---------- EXTRACTED INFORMATION

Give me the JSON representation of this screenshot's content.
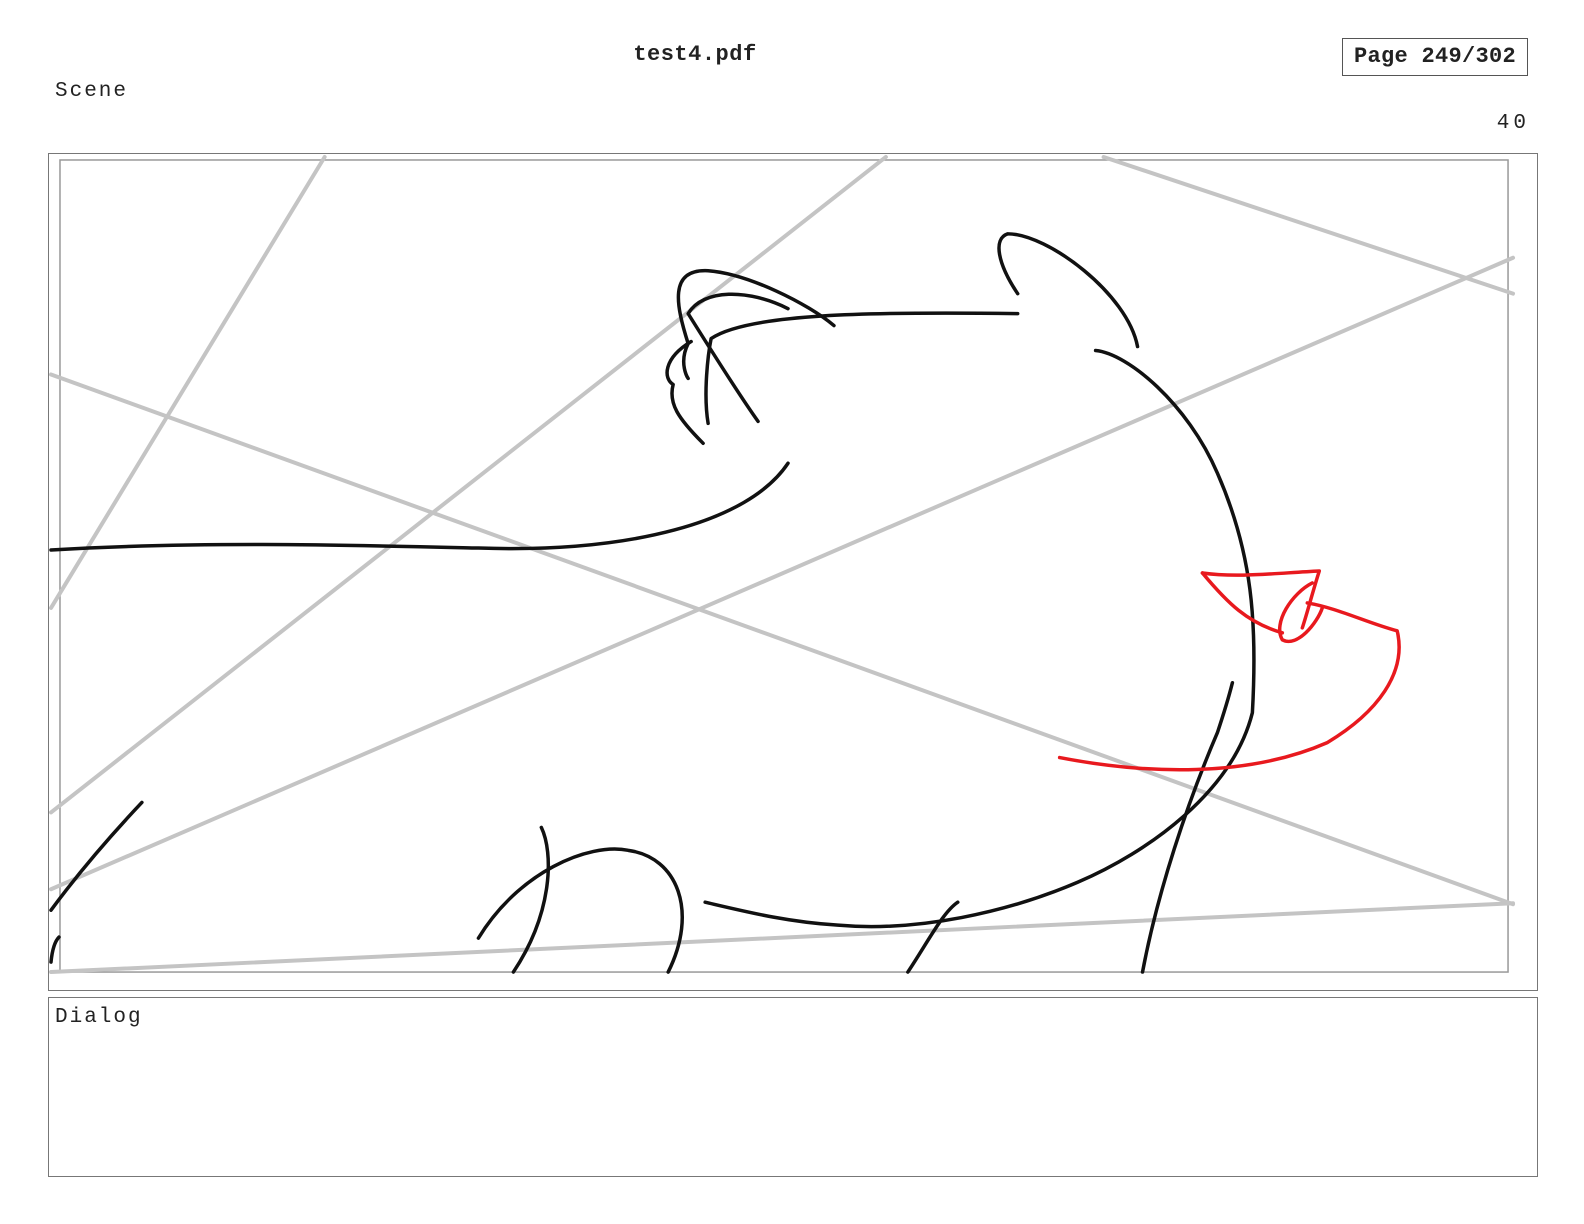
{
  "header": {
    "document_title": "test4.pdf",
    "page_indicator": "Page 249/302"
  },
  "panel": {
    "scene_label": "Scene",
    "scene_number": "40",
    "dialog_label": "Dialog",
    "dialog_text": ""
  },
  "colors": {
    "sketch_line": "#111111",
    "correction_line": "#e8191e",
    "perspective_guide": "#c4c4c4",
    "frame_border": "#777777"
  }
}
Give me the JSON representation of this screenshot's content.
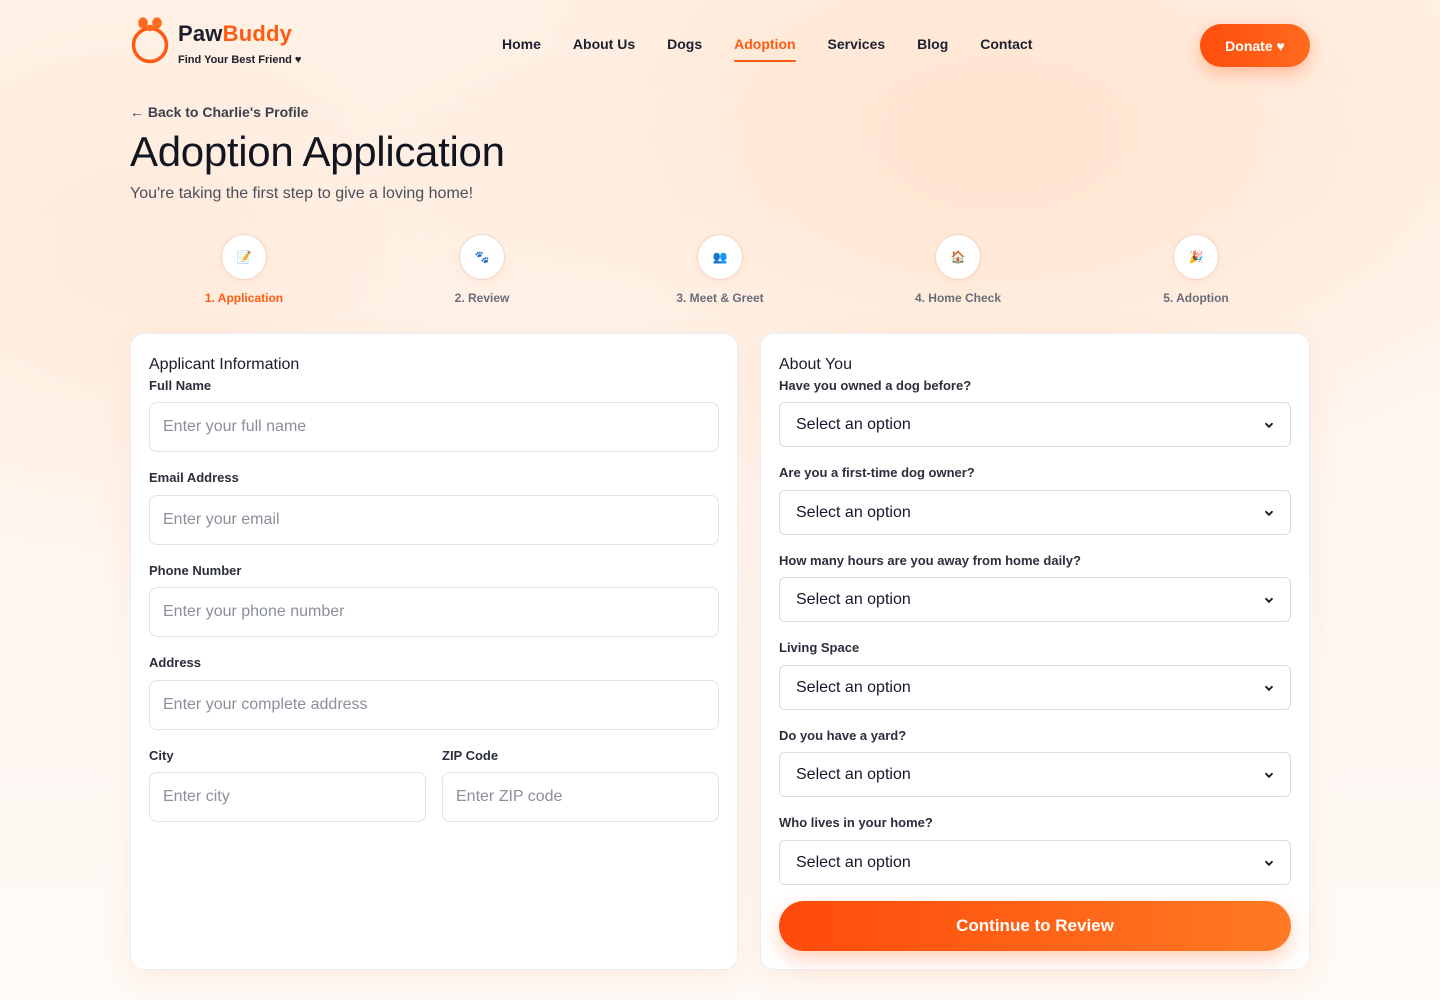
{
  "brand": {
    "name_part1": "Paw",
    "name_part2": "Buddy",
    "tagline": "Find Your Best Friend ♥",
    "accent_color": "#ff5a12"
  },
  "nav": {
    "items": [
      {
        "label": "Home",
        "active": false
      },
      {
        "label": "About Us",
        "active": false
      },
      {
        "label": "Dogs",
        "active": false
      },
      {
        "label": "Adoption",
        "active": true
      },
      {
        "label": "Services",
        "active": false
      },
      {
        "label": "Blog",
        "active": false
      },
      {
        "label": "Contact",
        "active": false
      }
    ],
    "donate_label": "Donate ♥"
  },
  "page": {
    "back_link": "← Back to Charlie's Profile",
    "title": "Adoption Application",
    "subtitle": "You're taking the first step to give a loving home!"
  },
  "steps": [
    {
      "label": "1. Application",
      "icon": "clipboard-icon",
      "glyph": "📝",
      "active": true
    },
    {
      "label": "2. Review",
      "icon": "paw-icon",
      "glyph": "🐾",
      "active": false
    },
    {
      "label": "3. Meet & Greet",
      "icon": "people-icon",
      "glyph": "👥",
      "active": false
    },
    {
      "label": "4. Home Check",
      "icon": "house-icon",
      "glyph": "🏠",
      "active": false
    },
    {
      "label": "5. Adoption",
      "icon": "party-icon",
      "glyph": "🎉",
      "active": false
    }
  ],
  "applicant": {
    "title": "Applicant Information",
    "full_name": {
      "label": "Full Name",
      "placeholder": "Enter your full name",
      "value": ""
    },
    "email": {
      "label": "Email Address",
      "placeholder": "Enter your email",
      "value": ""
    },
    "phone": {
      "label": "Phone Number",
      "placeholder": "Enter your phone number",
      "value": ""
    },
    "address": {
      "label": "Address",
      "placeholder": "Enter your complete address",
      "value": ""
    },
    "city": {
      "label": "City",
      "placeholder": "Enter city",
      "value": ""
    },
    "zip": {
      "label": "ZIP Code",
      "placeholder": "Enter ZIP code",
      "value": ""
    }
  },
  "about": {
    "title": "About You",
    "questions": [
      {
        "label": "Have you owned a dog before?",
        "selected": "Select an option"
      },
      {
        "label": "Are you a first-time dog owner?",
        "selected": "Select an option"
      },
      {
        "label": "How many hours are you away from home daily?",
        "selected": "Select an option"
      },
      {
        "label": "Living Space",
        "selected": "Select an option"
      },
      {
        "label": "Do you have a yard?",
        "selected": "Select an option"
      },
      {
        "label": "Who lives in your home?",
        "selected": "Select an option"
      }
    ],
    "continue_label": "Continue to Review"
  }
}
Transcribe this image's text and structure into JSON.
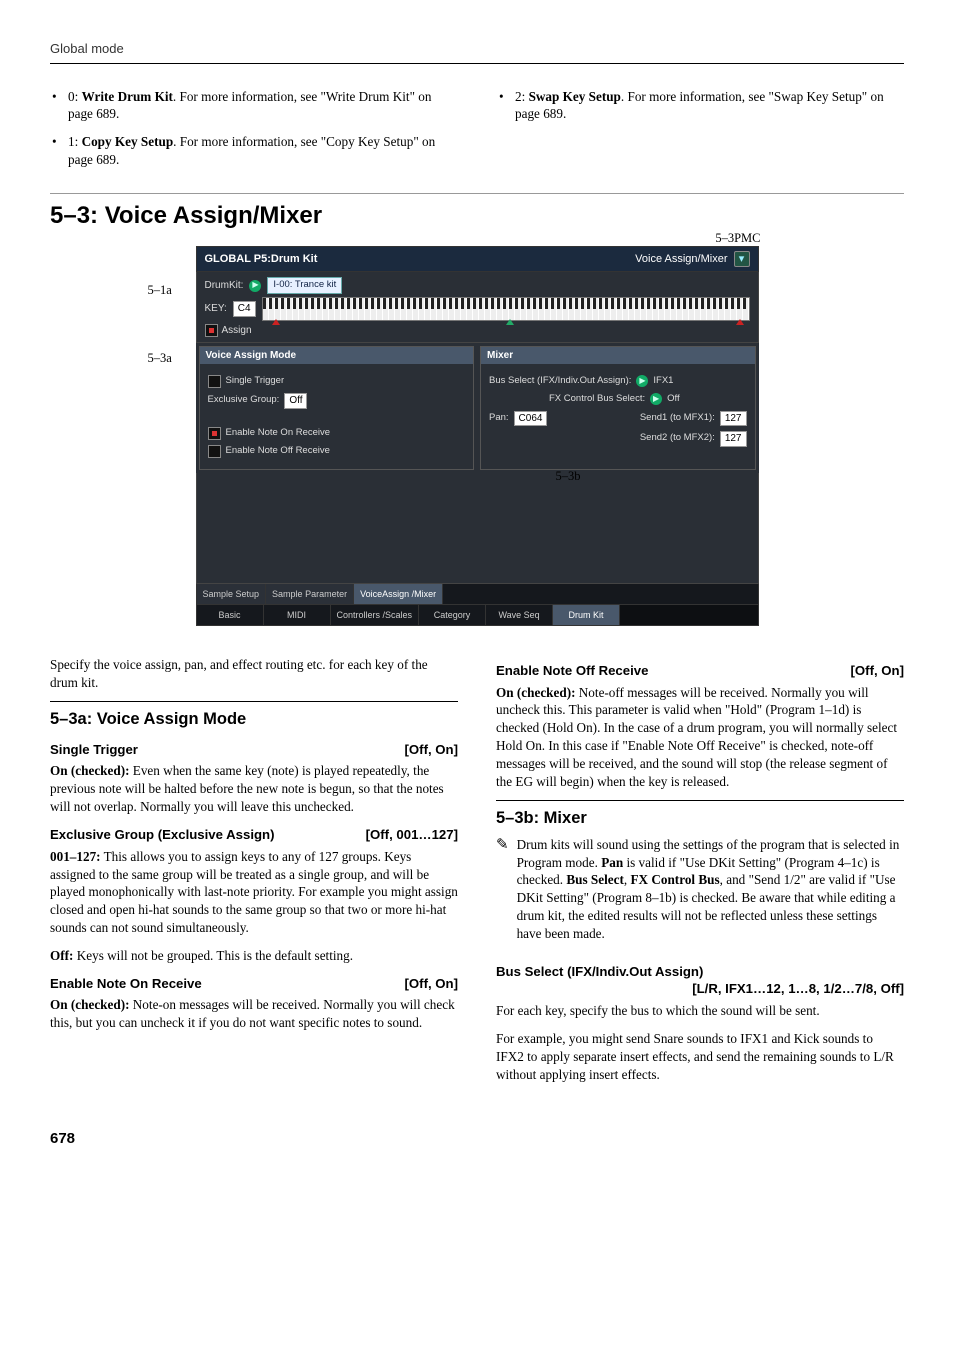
{
  "header": {
    "title": "Global mode"
  },
  "intro_bullets": {
    "left": [
      "0: <b>Write Drum Kit</b>. For more information, see \"Write Drum Kit\" on page 689.",
      "1: <b>Copy Key Setup</b>. For more information, see \"Copy Key Setup\" on page 689."
    ],
    "right": [
      "2: <b>Swap Key Setup</b>. For more information, see \"Swap Key Setup\" on page 689."
    ]
  },
  "section_title": "5–3: Voice Assign/Mixer",
  "screenshot": {
    "labels": {
      "top_right": "5–3PMC",
      "left_a": "5–1a",
      "left_b": "5–3a",
      "bottom": "5–3b"
    },
    "titlebar": {
      "left": "GLOBAL P5:Drum Kit",
      "right": "Voice Assign/Mixer"
    },
    "drumkit": {
      "label": "DrumKit:",
      "value": "I-00: Trance kit"
    },
    "key": {
      "label": "KEY:",
      "value": "C4"
    },
    "assign": {
      "label": "Assign",
      "checked": true
    },
    "voice_mode": {
      "header": "Voice Assign Mode",
      "single_trigger": {
        "label": "Single Trigger",
        "checked": false
      },
      "exclusive": {
        "label": "Exclusive Group:",
        "value": "Off"
      },
      "note_on": {
        "label": "Enable Note On Receive",
        "checked": true
      },
      "note_off": {
        "label": "Enable Note Off Receive",
        "checked": false
      }
    },
    "mixer": {
      "header": "Mixer",
      "bus_select": {
        "label": "Bus Select (IFX/Indiv.Out Assign):",
        "value": "IFX1"
      },
      "fx_ctrl": {
        "label": "FX Control Bus Select:",
        "value": "Off"
      },
      "pan": {
        "label": "Pan:",
        "value": "C064"
      },
      "send1": {
        "label": "Send1 (to MFX1):",
        "value": "127"
      },
      "send2": {
        "label": "Send2 (to MFX2):",
        "value": "127"
      }
    },
    "tabs_sub": [
      "Sample Setup",
      "Sample Parameter",
      "VoiceAssign /Mixer"
    ],
    "tabs_main": [
      "Basic",
      "MIDI",
      "Controllers /Scales",
      "Category",
      "Wave Seq",
      "Drum Kit"
    ]
  },
  "left_col": {
    "intro": "Specify the voice assign, pan, and effect routing etc. for each key of the drum kit.",
    "h_5_3a": "5–3a: Voice Assign Mode",
    "single_trigger": {
      "name": "Single Trigger",
      "range": "[Off, On]"
    },
    "single_trigger_body": "<b>On (checked):</b> Even when the same key (note) is played repeatedly, the previous note will be halted before the new note is begun, so that the notes will not overlap. Normally you will leave this unchecked.",
    "exclusive": {
      "name": "Exclusive Group (Exclusive Assign)",
      "range": "[Off, 001…127]"
    },
    "exclusive_body1": "<b>001–127:</b> This allows you to assign keys to any of 127 groups. Keys assigned to the same group will be treated as a single group, and will be played monophonically with last-note priority. For example you might assign closed and open hi-hat sounds to the same group so that two or more hi-hat sounds can not sound simultaneously.",
    "exclusive_body2": "<b>Off:</b> Keys will not be grouped. This is the default setting.",
    "note_on": {
      "name": "Enable Note On Receive",
      "range": "[Off, On]"
    },
    "note_on_body": "<b>On (checked):</b> Note-on messages will be received. Normally you will check this, but you can uncheck it if you do not want specific notes to sound."
  },
  "right_col": {
    "note_off": {
      "name": "Enable Note Off Receive",
      "range": "[Off, On]"
    },
    "note_off_body": "<b>On (checked):</b> Note-off messages will be received. Normally you will uncheck this. This parameter is valid when \"Hold\" (Program 1–1d) is checked (Hold On). In the case of a drum program, you will normally select Hold On. In this case if \"Enable Note Off Receive\" is checked, note-off messages will be received, and the sound will stop (the release segment of the EG will begin) when the key is released.",
    "h_5_3b": "5–3b: Mixer",
    "mixer_note": "Drum kits will sound using the settings of the program that is selected in Program mode. <b>Pan</b> is valid if \"Use DKit Setting\" (Program 4–1c) is checked. <b>Bus Select</b>, <b>FX Control Bus</b>, and \"Send 1/2\" are valid if \"Use DKit Setting\" (Program 8–1b) is checked. Be aware that while editing a drum kit, the edited results will not be reflected unless these settings have been made.",
    "bus_select": {
      "name": "Bus Select (IFX/Indiv.Out Assign)",
      "range": "[L/R, IFX1…12, 1…8, 1/2…7/8, Off]"
    },
    "bus_body1": "For each key, specify the bus to which the sound will be sent.",
    "bus_body2": "For example, you might send Snare sounds to IFX1 and Kick sounds to IFX2 to apply separate insert effects, and send the remaining sounds to L/R without applying insert effects."
  },
  "page_number": "678"
}
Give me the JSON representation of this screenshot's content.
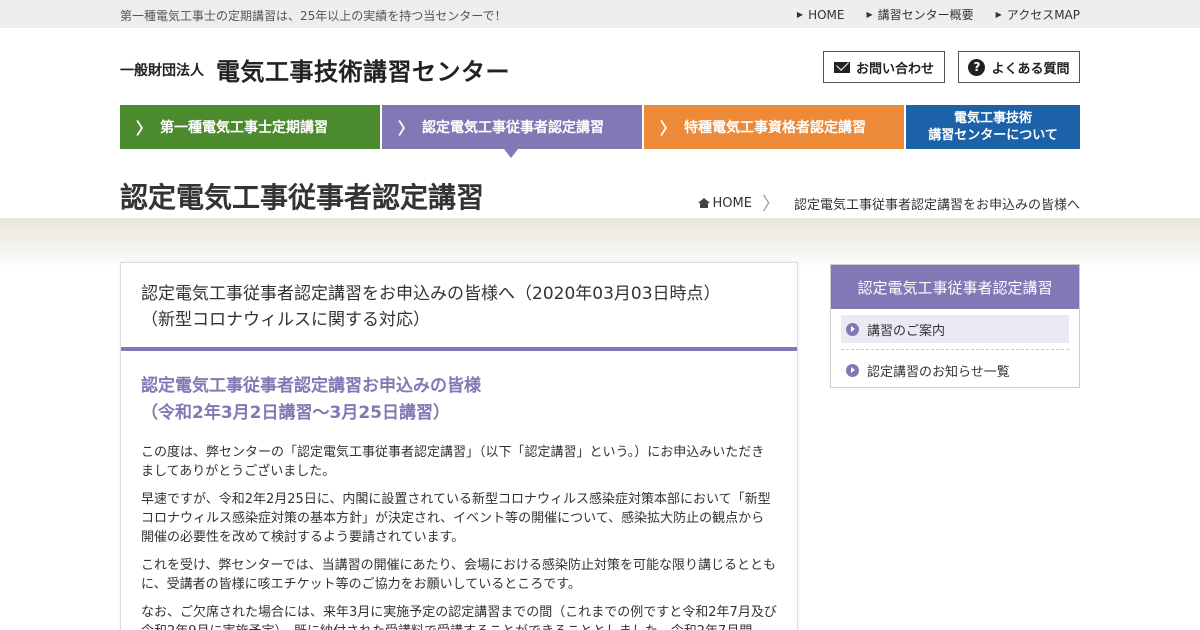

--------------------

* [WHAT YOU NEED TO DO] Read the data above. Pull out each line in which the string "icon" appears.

* [OUTPUT]
      "icon": "clipboard-icon",
      "icon": "paw-icon",
      "icon": "people-icon",
      "icon": "house-icon",
      "icon": "party-icon",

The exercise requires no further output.